To my mother and the love of Albert’s life; Mama, know that he held you in a very special place. Though he might not have said it in so many words, – we know he was a man of minimum words and maximum action; YOU made his life complete. You were his first “Best Girl in the Whole World”!

Hochzeit Nicola und Kay (50)

My father often told me how he played the song, “You’ll never know how much I love you”, when I was born. Perhaps I may never fully comprehend his love, but the day he died, I got a taste.

He endured excruciating pain to wait until I arrived from another continent. We spoke and I held him as he passed.

My greatest consolation through these waves of grief, is that he is truly in a better place and not in pain anymore.

Of course, memories help- of us “King-fishing” (read spotting and counting Kingfishers in paddy fields), stepping hard on his toes learning an awkward waltz, devouring roadside tea and bhajis (veggies deep fried in batter), long bike rides to the beach and deep conversations on life, love and football.

As I bid a physical adieu to the remains of my father, I wish to answer a question many have asked me since he died. “What can I do to help?”

In Albert’s memory, help someone in need- no matter if it’s a child, a street dog or a stranger. Or maybe plant a tree. Let’s spread some goodness.

And finally, to my favourite dance partner, my father and my friend; it is an honour to be your daughter. You died knowing your legacy lives on and I promise to do my best.

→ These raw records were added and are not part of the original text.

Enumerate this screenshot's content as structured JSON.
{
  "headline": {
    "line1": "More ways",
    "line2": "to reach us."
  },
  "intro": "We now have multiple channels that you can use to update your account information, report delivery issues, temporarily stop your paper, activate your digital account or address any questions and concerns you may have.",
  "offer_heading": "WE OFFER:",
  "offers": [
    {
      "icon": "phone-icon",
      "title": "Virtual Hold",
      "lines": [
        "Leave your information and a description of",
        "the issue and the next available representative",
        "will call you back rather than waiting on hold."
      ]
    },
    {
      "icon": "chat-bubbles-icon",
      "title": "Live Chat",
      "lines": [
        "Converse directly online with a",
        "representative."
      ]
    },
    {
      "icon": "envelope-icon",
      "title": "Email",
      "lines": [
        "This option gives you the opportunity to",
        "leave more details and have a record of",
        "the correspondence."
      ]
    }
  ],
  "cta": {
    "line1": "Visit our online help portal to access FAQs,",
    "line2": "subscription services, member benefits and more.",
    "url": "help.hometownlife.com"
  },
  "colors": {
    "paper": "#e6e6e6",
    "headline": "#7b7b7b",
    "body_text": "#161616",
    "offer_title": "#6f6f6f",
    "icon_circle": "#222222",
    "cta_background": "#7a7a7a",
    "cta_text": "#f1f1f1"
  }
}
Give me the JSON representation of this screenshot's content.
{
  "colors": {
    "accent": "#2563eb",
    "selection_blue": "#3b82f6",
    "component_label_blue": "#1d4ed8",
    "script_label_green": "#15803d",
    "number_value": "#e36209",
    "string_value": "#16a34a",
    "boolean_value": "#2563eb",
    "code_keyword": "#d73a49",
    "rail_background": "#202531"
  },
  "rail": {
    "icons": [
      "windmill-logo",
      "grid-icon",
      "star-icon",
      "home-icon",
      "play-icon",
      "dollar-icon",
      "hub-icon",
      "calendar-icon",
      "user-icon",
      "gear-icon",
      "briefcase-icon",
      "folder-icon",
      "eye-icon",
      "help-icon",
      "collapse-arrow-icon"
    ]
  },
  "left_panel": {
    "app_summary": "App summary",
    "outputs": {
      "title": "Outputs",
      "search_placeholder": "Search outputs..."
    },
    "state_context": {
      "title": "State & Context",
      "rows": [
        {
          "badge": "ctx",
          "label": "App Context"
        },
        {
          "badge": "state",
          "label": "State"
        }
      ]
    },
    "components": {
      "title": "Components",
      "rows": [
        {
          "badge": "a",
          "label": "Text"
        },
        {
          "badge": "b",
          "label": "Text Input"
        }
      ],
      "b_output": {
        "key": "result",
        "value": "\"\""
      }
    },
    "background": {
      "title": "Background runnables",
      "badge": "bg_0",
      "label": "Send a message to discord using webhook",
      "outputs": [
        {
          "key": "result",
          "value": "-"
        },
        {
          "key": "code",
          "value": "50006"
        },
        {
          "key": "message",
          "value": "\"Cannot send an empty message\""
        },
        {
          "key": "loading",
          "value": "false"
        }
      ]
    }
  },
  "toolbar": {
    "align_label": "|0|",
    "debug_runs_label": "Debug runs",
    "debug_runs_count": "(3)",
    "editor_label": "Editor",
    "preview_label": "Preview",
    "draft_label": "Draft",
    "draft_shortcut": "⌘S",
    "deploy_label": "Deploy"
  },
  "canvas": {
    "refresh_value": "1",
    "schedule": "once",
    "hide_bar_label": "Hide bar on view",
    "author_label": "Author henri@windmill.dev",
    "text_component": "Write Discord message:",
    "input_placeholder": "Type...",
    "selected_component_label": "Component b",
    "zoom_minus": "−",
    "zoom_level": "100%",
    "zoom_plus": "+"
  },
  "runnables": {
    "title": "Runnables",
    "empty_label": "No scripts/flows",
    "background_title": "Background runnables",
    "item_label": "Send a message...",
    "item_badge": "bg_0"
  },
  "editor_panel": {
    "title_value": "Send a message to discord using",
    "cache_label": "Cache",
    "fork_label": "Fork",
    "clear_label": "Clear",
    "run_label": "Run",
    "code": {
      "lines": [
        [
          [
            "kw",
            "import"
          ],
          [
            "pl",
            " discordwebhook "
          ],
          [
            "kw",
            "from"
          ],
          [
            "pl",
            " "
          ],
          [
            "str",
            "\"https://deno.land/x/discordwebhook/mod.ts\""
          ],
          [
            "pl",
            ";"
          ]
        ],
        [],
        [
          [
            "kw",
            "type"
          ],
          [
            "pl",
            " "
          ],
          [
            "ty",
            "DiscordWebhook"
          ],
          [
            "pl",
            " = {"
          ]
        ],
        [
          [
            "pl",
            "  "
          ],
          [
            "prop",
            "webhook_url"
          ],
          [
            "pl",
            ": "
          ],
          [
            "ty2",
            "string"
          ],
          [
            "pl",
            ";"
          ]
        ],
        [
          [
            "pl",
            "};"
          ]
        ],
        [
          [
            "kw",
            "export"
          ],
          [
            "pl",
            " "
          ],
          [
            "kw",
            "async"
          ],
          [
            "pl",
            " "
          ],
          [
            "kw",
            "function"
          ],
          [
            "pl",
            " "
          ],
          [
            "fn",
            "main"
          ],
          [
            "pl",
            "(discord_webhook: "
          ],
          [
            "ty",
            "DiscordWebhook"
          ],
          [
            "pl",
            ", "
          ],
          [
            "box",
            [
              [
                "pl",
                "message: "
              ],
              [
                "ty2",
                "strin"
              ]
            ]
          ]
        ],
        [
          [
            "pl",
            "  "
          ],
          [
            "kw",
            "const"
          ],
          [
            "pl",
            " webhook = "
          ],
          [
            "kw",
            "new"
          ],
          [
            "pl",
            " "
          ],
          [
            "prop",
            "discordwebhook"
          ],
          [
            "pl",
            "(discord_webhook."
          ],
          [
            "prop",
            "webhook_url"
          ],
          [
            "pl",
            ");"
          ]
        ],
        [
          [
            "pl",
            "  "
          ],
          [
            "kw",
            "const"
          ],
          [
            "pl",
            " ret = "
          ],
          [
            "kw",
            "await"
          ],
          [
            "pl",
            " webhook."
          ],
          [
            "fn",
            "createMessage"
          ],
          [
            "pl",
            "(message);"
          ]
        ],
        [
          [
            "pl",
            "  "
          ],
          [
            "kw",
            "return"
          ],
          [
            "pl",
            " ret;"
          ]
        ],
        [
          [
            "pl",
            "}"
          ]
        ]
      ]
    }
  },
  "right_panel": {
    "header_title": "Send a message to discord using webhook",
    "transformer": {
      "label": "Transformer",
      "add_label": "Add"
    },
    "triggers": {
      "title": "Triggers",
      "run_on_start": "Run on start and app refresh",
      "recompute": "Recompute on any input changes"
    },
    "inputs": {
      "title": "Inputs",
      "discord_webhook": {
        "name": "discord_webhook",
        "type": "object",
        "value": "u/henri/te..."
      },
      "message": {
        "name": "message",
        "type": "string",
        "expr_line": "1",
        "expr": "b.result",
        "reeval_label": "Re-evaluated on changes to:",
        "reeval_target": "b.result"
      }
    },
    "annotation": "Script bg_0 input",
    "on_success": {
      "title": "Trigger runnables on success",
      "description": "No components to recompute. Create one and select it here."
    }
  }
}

On behalf of all your family and friends, Adeus Dada, until we meet again.

PG 57